By Senior Correspondent Desirée Taylor
Superstorm Sandy left numerous downed trees. They blocked roadways, fell on power lines and homes and, in some cases, they caused injuries and deaths. In light of this, some officials and residents question how safe and stable the trees are in their community. Among them is Ernesto Rodriguez. He wants to remove two municipal-owned trees located on his front lawn because he’s fearful the 60-foot oak trees could topple over in a storm. That’s what happened to several trees in his neighborhood during superstorm Sandy.
“That tree fell … another oak tree over here fell and I think one crushed the mayor’s car,” said Ernesto Rodriguez.
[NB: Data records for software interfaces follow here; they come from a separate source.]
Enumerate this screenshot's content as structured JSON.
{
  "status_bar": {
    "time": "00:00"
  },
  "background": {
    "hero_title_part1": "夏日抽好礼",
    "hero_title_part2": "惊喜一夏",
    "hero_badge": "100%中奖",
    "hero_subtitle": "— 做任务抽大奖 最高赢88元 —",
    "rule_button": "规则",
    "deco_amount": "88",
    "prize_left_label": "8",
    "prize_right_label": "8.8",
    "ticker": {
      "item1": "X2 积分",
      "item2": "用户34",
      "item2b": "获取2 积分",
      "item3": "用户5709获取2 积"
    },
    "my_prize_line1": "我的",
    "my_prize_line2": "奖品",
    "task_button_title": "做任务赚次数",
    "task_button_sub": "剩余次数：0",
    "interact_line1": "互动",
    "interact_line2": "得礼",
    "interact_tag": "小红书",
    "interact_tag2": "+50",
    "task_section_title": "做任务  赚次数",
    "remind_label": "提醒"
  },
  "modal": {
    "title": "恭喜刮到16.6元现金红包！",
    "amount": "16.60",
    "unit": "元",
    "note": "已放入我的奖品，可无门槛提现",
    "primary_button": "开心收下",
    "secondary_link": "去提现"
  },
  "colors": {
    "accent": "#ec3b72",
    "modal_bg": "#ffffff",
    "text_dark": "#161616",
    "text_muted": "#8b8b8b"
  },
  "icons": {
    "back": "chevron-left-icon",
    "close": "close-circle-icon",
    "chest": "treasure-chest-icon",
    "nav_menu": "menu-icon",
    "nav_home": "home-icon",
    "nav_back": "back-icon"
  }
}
No one was hurt but Rodriguez is worried the next downed tree could potentially kill someone. Despite his concerns, he said the Ho-Ho-Kus Shade Tree Commission denied his request to cut down the trees on his front lawn because an inspector determined the trees were healthy.
Ho-Ho-Kus Mayor Thomas Randall said preserving healthy trees is one of the goals of the Shade Tree Commission. But he points out that safety is also a priority. That’s why trees were inspected along a pathway leading to a local school. In light of the recent storms, the mayor said the town may reexamine its tree removal policies. But he believes there should be a legitimate reason to cut a tree down, not simply because a resident thinks a tree is too tall or old.
The rules dictating when a tree can be removed vary from town to town. Some municipalities base the criteria on the diameter and height of the tree. Others limit the total number of trees that can be cut down per year without a permit. Attorney Kenneth Porro recommends residents check local codes before attempting to fell any tree because the penalties can be costly. “In the days of old you could easily remove a tree … Now what’s happened, through the evolution of development, local government has established ordinances … that regulate the removal of trees.”